Six Sentence Stories is a weekly writers’ challenge hosted by Denise at Girlie on the Edge blog. This week’s cue word is: Remnant
Editor’s note: How the Ticket Master Smiled is a somewhat Agatha Christie-esque story which features not one, not two, but six characters from my previous Sixes. The story also gives some resolve to my mystery trilogy The Unsettled Author. In addition there is a special guest appearance from a character who made her debut at Clark Farley’s The Whitechapel Interlude. My goodness, what a mashup of universes!
The idea to bring together characters from different universes bore fruit from the seeds of a comment by Spira in my last Six The Double Act Switch. He imagined having characters appearing in the neighbouring cabins aboard a cruise ship the very next time Monsiuer Magnifique and his ventriloquial partner Petit Pierre performed live at sea.
Thank you Spira. Thank you also Chris from Luna’s On Line who replied in the same comment thread that this would be a good idea. One of things we can be certain of at Six Sentence Stories is the valuable inspiration and feedback we receive.
Links to the original stories when the characters appear have been made in the text.
How the Ticket Master Smiled
Midnight on the Caribbean cruise ship the Christie Ackroyd, and upon the deck in a pond of blood is a gentleman’s body bereft of his head, wallet and expensive Swiss watch; question, do seagulls fly by night, and if so, will they be tempted to alight by such a grisly dish as this, before the whistle of the watchman alerts the captain to murder on the high seas?
Dear reader, as the gulls feast upon the remnant tendons and tissue of a beheaded man, below deck inside their cabins are a multitude of passengers slipping into a sleep defined by the sway of the ocean and the soft decay of a day sumptuous with sunshine; passengers such as Molly Jane Hardy, who hums long-ago learned songs from a Whitechapel soup kitchen, and dreams of her brother in his flowing brown robes.
And Monsieur Magnifique – settling into his bunk, his partner Petit Pierre watching over him with unblinking eyes and the pernicious smile of a recently-applied new coat of paint; the secret compartment of Pierre’s box is crammed with the glittering takings from this night’s thievery – bravo Monsieur Magnifique, how I wish you sweet dreams and une très belle nuit, thinks Pierre as he claps his little wooden hands and shuffles his feet.

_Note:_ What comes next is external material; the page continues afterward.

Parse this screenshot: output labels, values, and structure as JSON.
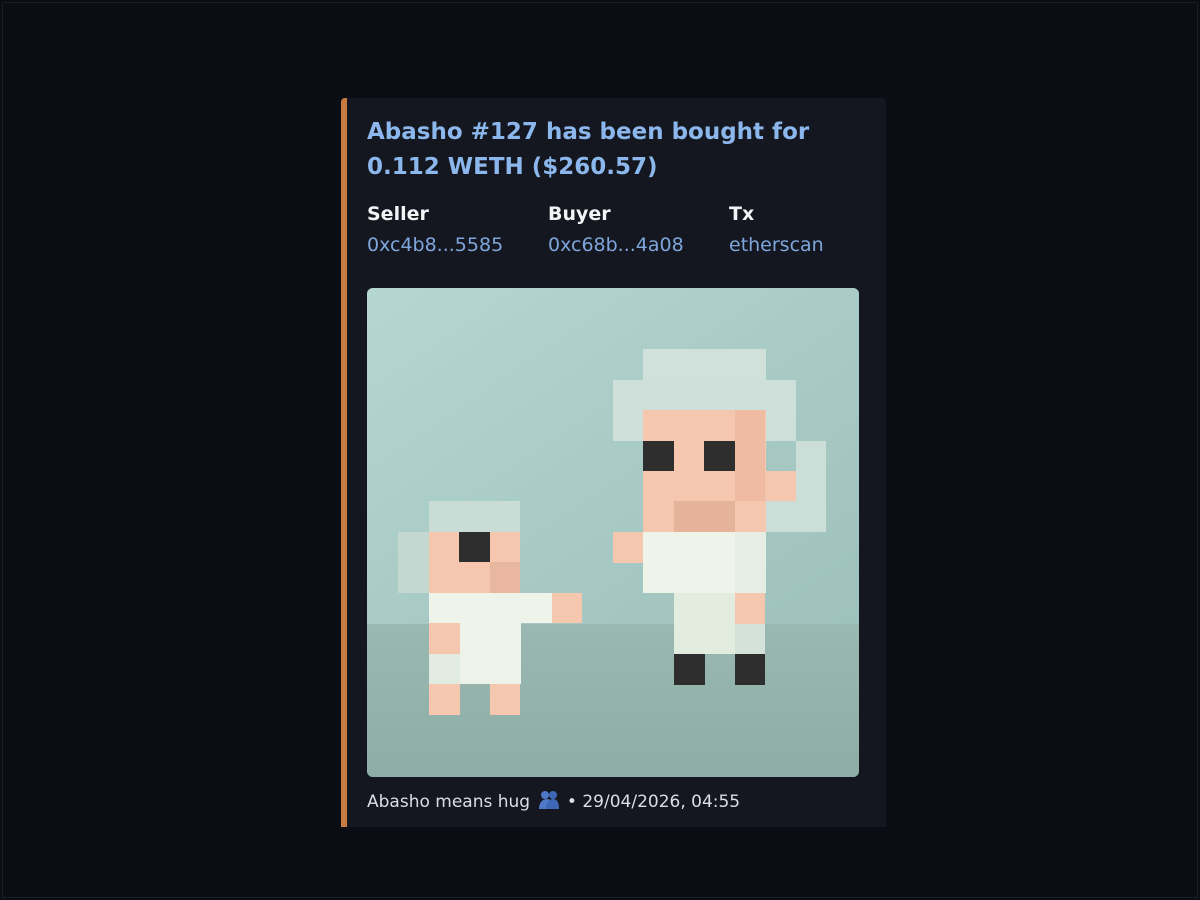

In the next cabin sits the brooding figure of Lillianna, combing her hair in a mirror which does not reflect a single element of her beauty, nor any reflection of her whatsoever, only the tortoiseshell brush which is loop-the-looping the air, and her tidy quarters recently cleaned of the litter and stench of her evening meal; Lillianna thinks – oh what a pretty woman that waitress had been.
In the next cabin pacing about in agitated circles is Eleanora C. Graves, all plot holes right now, at sixes and sevens with her character development, and with a writer’s block as big as an iceberg fit to sink a Titanic; thinks Eleanora in her haze of gin and cigarette smoke – if only I’d taken just a few more manuscripts from her, just enough to tide me over, to keep my fame from fading…
Next door to her is the phantom of Delores Rafferty, smiling gloriously from providence sent, giddy with glee and the fountains of champagne smashing against her ghostly promises to crush the life from Eleanora, ah, how well she recognises that odour in the next cabin; thinks Delores as she prepares to make her entrance – these walls are but a film of mist for me to pass through, and plant a kiss upon the cheek of a murderess, whose hair will turn lily white the second she sees me come for my revenge, revenge… a dish best served cold, as cold as a grave on the ocean bed.
How the Ticket Master Smiled micro-story by Ford 16 June 2021
How the Ticket Master Smiled – PO Liner Strathaird photo, clipart and digital render by Ford